Small-Scale Seismic Monitoring of Varying Water Levels in Granular Media
Physical properties of soils in the vadose zone, and especially their water content, are characterized by strong spatial and temporal variations mostly driven by weather and anthropogenic activities. To understand this variability and help water resource management, seismic methods have been recently suggested as a complement to electrical and electromagnetic techniques. The simultaneous in situ estimation of pressure (P) and shear (S) wave velocities (VP and VS, respectively) and their ratio (VP/VS) offers novel perspectives for the monitoring of space and time variations of vadose zone mechanical properties. However, the seismic response in partially saturated and unconsolidated soils remains complex and deserves to be studied both theoretically and experimentally. In this study, we tested the sensitivity of seismic measurements (i.e., P-wave travel times and surface-wave phase velocities) to water saturation variations using controlled physical models at the laboratory scale. Ultrasonic techniques were used to reproduce a small-scale seismic acquisition setup at the surface of glass bead layers with varying water levels. Travel times and phase velocity measurements obtained at the dry state were validated with both theoretical models and numerical simulations and serve as reference datasets. The increasing water level clearly affected the recorded wave field in both its phase and amplitude. In these cases, the collected data cannot yet be inverted in the absence of a comprehensive theoretical model for such partially saturated granular media.
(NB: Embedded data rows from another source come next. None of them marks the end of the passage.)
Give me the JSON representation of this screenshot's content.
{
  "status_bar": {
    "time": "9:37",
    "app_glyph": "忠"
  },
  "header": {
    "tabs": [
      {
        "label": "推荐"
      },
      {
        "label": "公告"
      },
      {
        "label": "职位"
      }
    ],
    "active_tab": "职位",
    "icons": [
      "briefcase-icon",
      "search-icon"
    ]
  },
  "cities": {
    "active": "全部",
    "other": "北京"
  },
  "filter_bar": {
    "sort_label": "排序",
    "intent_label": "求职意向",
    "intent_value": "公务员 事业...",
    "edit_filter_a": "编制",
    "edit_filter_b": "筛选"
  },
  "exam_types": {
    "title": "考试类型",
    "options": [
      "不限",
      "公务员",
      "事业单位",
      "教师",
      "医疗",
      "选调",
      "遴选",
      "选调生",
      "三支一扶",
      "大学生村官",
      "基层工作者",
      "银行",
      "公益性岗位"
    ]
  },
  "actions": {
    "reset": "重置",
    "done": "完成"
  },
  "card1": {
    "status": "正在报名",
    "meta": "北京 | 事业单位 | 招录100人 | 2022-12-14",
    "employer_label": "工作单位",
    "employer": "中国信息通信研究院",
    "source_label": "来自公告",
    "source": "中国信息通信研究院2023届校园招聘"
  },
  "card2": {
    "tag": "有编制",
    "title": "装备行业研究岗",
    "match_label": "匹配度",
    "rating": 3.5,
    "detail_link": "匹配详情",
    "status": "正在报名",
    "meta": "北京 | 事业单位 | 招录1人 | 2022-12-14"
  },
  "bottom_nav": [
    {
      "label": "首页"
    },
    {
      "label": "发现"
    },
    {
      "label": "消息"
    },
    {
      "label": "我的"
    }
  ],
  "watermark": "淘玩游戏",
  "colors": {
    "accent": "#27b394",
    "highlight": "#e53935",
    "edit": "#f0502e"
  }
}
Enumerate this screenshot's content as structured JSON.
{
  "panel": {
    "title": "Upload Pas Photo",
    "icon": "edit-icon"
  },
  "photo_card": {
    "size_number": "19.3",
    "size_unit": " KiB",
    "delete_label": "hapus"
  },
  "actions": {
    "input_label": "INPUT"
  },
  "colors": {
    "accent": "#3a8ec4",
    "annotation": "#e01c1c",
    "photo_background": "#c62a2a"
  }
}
The differences in travel time and phase velocity observed between the dry and wet models show patterns that interestingly match the observed water level and depth of the capillary fringe, thus offering attractive perspectives for studying soil water content variations.
Copyright © Soil Science Society of America 5585 Guilford Rd., Madison, WI 53711 USA. All rights reserved.
(Sylvain Pasquet1, Ludovic Bodet2, Paolo Bergamo3, Roger Guérin2, Roland Martin4, Régis Mourgues5, and Vincent Tournat6)
- Sorbonne Univ., UPMC Univ Paris 06, CNRS, EPHE, UMR 7619 METIS, 4 place Jussieu, 75005 Paris, France, and now at Wyoming Center for Environmental Hydrology and Geophysics and Dep. of Geology and Geophysics, Univ. of Wyoming, Laramie, WY 85071
- Sorbonne Universités, UPMC Univ Paris 06, CNRS, EPHE, UMR 7619 METIS, 4 place Jussieu, 75005 Paris
- School of Planning Architecture and Civil Engineering, Queen’s Univ. Belfast, Belfast, UK
- CNRS, Univ. Paul Sabatier, Observatoire Midi-Pyrénées, UMR 5563 GET, 31000 Toulouse, France
- LUNAM Univ., Univ. du Maine, UMR 6112 LPG, 72000 Le Mans, France
- LUNAM Univ., CNRS, Univ. du Maine, UMR 6613 LAUM, 72000 Le Mans, France